Thai culture is deeply influenced by religion. With around 95% of the country being Theravada Buddhist, the belief system and values of Buddhism play a huge role in day-to-day life.
In Thailand, people greet each other with a wai (ไหว้), a slight bow with the hands pressed together in a prayer-like fashion. There are many different ways to wai. For newbies, an easy thing to remember is that the higher you place your hands and the lower you bow, the more respect you are showing. In Thai culture, the highest level of wai is reserved for monks – a reminder of the importance of Buddhism in everyday Thai life.
Another concept that is very important in Thai culture is sanuk. Sanuk is a wide-reaching idea that embodies the playfulness and sense of humor that is so central to life in Thailand. It could refer to a spontaneous and joyful meeting with someone on the street, or a humorous pun made at just the right moment. The sense of humor and joie de vivre captured in sanuk is central to the Thai way of life.
In Thailand people aim to be relaxed. This laid-back Thai mentality is expressed with the term sabai sabai. When we feel sabai, we’re happy and smile easily. This friendly habit makes visitors feel welcome and at home. At the same time, being sabai sabai can cause frustration to others, particularly the ones who are from different cultures where people pay more attention to rules. Also, smiling while talking about serious matters can lead to misunderstandings. Foreigners may not understand how Thais could possibly smile while discussing serious issues. Thais, on the other hand, look at it as talking about serious matters in an accepting and polite way. This may not be impartial (because we call Chiang Mai home) but Northern Thailand is the most Sabai 😉
Mai Pen Rai
The Thai language has a phrase that you’ll hear very often – mai pen rai. It can be roughly translated as “It’s no problem!” or “Don’t worry about it!”. The mai pen rai attitude can spill over into many aspects of Thai culture. This can be very useful thing. It encourages you to not get bent out of shape over minor incidents and disappointments in life. For example, punctuality is not so important. If someone shows up 5 or 10 minutes late for dinner – it’s not the end of the world!
Saving Face –This is huge.
Thais are subtle in their communications because they are extremely considerate of others feelings. It’s called kreng jai. Often, Thais don’t say what they want in order to avoid hurting or embarrassing the person they’re talking to. In the western world being truthful, straightforward, direct and outspoken is valued as a good character trait and good social etiquette. In Thailand, these very same things can be considered offensive.
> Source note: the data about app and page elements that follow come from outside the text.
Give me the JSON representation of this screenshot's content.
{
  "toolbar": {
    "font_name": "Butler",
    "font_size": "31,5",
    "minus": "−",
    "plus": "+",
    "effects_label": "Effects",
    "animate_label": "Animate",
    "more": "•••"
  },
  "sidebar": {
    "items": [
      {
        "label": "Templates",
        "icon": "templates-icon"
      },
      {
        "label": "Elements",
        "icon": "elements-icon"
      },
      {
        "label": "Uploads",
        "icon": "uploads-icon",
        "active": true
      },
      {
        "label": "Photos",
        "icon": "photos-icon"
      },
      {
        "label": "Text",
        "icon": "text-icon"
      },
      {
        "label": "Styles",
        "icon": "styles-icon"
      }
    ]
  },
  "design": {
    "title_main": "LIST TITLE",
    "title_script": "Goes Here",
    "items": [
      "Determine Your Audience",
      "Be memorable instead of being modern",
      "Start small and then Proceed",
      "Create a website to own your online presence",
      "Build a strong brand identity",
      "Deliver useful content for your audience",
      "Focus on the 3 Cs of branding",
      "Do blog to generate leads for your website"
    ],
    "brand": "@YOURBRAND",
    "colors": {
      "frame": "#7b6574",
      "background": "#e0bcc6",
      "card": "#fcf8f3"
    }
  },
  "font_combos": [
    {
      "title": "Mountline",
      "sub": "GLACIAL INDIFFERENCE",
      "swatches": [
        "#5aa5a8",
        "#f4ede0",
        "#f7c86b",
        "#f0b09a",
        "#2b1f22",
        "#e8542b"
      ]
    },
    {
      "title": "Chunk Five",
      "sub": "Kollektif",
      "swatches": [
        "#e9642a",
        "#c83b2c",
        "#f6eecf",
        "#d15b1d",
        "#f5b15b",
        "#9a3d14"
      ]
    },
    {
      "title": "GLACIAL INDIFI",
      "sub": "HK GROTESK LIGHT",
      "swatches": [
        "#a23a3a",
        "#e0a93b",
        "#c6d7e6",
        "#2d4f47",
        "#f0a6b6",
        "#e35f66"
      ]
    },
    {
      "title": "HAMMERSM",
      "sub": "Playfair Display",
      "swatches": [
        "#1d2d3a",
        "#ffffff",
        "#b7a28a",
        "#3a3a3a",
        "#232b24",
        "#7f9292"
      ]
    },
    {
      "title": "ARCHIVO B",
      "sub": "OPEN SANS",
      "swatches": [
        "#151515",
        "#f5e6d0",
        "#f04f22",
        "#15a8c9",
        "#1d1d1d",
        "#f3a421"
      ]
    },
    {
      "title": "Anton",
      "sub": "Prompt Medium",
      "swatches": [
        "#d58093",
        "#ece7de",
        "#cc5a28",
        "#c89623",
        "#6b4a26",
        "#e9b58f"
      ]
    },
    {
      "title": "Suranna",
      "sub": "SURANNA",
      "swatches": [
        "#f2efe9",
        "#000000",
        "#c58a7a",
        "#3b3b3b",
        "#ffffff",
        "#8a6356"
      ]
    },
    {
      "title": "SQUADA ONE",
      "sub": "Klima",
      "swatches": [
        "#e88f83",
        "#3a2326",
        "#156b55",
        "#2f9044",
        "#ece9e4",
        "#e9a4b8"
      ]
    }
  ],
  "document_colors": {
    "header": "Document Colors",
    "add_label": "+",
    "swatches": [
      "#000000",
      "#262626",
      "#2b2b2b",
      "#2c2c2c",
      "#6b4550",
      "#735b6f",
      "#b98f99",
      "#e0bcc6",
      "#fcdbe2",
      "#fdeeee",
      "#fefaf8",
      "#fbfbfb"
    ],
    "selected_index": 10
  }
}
In western countries, like the US for example, being right is like a religion. People are absolutely convinced that their opinion is the only correct one, and they feel compelled to tell everyone. What works in the West can be a social disaster in Thailand! The Thais don’t value being right as much as they value allowing themselves and everybody around them to save face and be happy. It is even considered bad etiquette to insist on being right if that makes someone else wrong. Indirect communicators believe that being polite is more important than giving a true response; to avoid hurting another person’s self-esteem.
Throughout the country, the most important values that Thai people hold to are ‘respect’, ‘self-control’ and a ‘non-confrontational attitude’. It’s beyond just stoicism. Losing face by showing anger or by telling a lie is a source of great shame for Thai people. No matter how frustrated or upset a person might feel, he or she will always strive to maintain a positive and friendly attitude, a sense of humour, and a smile.
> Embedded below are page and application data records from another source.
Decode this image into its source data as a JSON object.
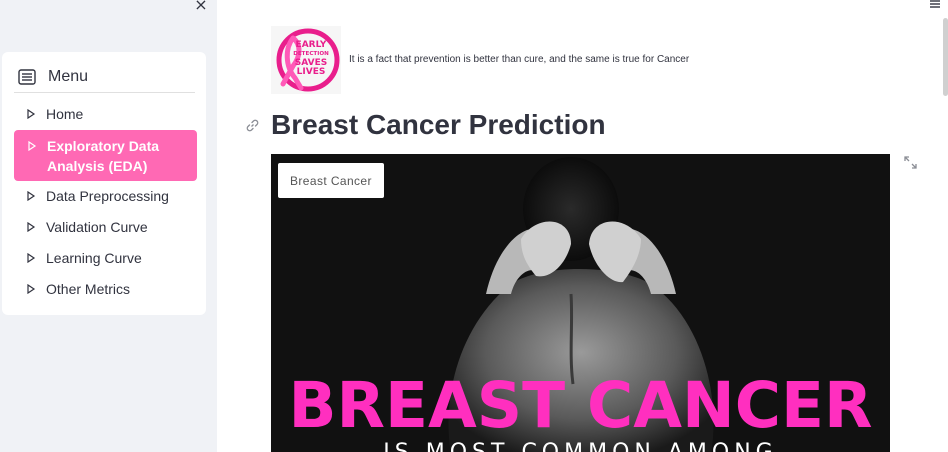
{
  "sidebar": {
    "close_glyph": "×",
    "menu_title": "Menu",
    "menu_icon": "menu-list-icon",
    "items": [
      {
        "label": "Home",
        "active": false
      },
      {
        "label": "Exploratory Data Analysis (EDA)",
        "active": true
      },
      {
        "label": "Data Preprocessing",
        "active": false
      },
      {
        "label": "Validation Curve",
        "active": false
      },
      {
        "label": "Learning Curve",
        "active": false
      },
      {
        "label": "Other Metrics",
        "active": false
      }
    ]
  },
  "main": {
    "logo_text": [
      "EARLY",
      "DETECTION",
      "SAVES",
      "LIVES"
    ],
    "tagline": "It is a fact that prevention is better than cure, and the same is true for Cancer",
    "title": "Breast Cancer Prediction",
    "hero": {
      "badge": "Breast Cancer",
      "headline": "BREAST CANCER",
      "subline": "IS MOST COMMON AMONG"
    }
  },
  "colors": {
    "accent": "#ff69b4",
    "sidebar_bg": "#f0f2f6",
    "headline_pink": "#ff2fbf",
    "text": "#31333f"
  }
}
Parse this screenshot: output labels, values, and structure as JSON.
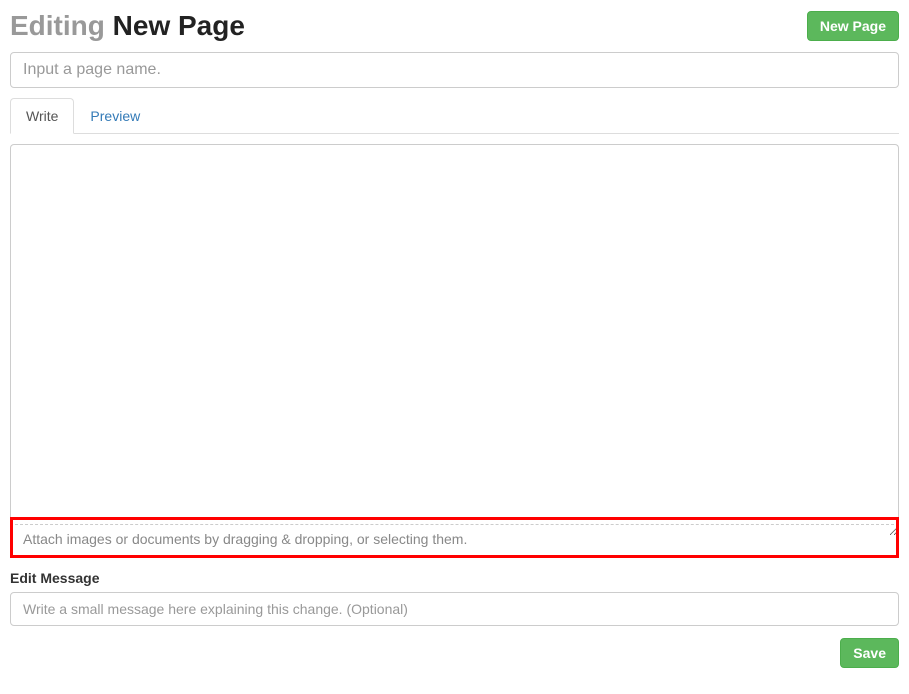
{
  "header": {
    "title_prefix": "Editing",
    "title_name": "New Page",
    "new_page_button": "New Page"
  },
  "page_name_input": {
    "placeholder": "Input a page name.",
    "value": ""
  },
  "tabs": {
    "write": "Write",
    "preview": "Preview"
  },
  "editor": {
    "value": ""
  },
  "attach": {
    "hint": "Attach images or documents by dragging & dropping, or selecting them."
  },
  "edit_message": {
    "label": "Edit Message",
    "placeholder": "Write a small message here explaining this change. (Optional)",
    "value": ""
  },
  "footer": {
    "save_button": "Save"
  }
}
Respect for elders and for those in higher social positions is also important. Hierarchies of social status characterize nearly every interaction. Children are expected to respect their parents and teachers. The young must show deference to the elderly. Those with highly prestigious positions in society, such as doctors, teachers, police, important public figures, and monks are always revered.
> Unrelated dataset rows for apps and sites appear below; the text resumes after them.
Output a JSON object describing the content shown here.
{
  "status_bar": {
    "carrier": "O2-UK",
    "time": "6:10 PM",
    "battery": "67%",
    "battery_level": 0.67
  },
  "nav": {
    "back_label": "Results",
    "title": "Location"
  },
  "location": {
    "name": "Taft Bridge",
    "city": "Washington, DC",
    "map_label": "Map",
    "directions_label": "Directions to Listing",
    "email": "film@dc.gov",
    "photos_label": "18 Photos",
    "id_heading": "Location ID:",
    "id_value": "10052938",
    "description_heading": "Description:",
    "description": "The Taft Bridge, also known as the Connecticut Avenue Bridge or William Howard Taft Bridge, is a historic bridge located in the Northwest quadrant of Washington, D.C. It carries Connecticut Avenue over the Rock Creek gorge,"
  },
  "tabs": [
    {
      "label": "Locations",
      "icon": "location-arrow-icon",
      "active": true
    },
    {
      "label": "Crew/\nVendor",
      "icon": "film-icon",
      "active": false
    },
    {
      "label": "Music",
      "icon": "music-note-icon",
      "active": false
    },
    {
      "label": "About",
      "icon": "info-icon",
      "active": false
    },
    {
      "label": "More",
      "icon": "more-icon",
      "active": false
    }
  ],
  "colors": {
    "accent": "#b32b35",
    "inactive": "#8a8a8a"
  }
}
In the west, sleeping in public is frowned upon and sleeping on the job can get you fired. Eastern thought values rest and relaxation. Western thought values activity and busyness. In Thailand, there is no stigma associated with sleeping in public, and sleeping on the job is not always an offence. If a market vendor has no customers, she might also just snooze for a while. Likewise, tuk-tuk drivers are often seen sleeping in the backseat of their vehicles. Nobody in Thailand thinks that this is unusual or unprofessional. Relax in Thailand and practice “Napitation”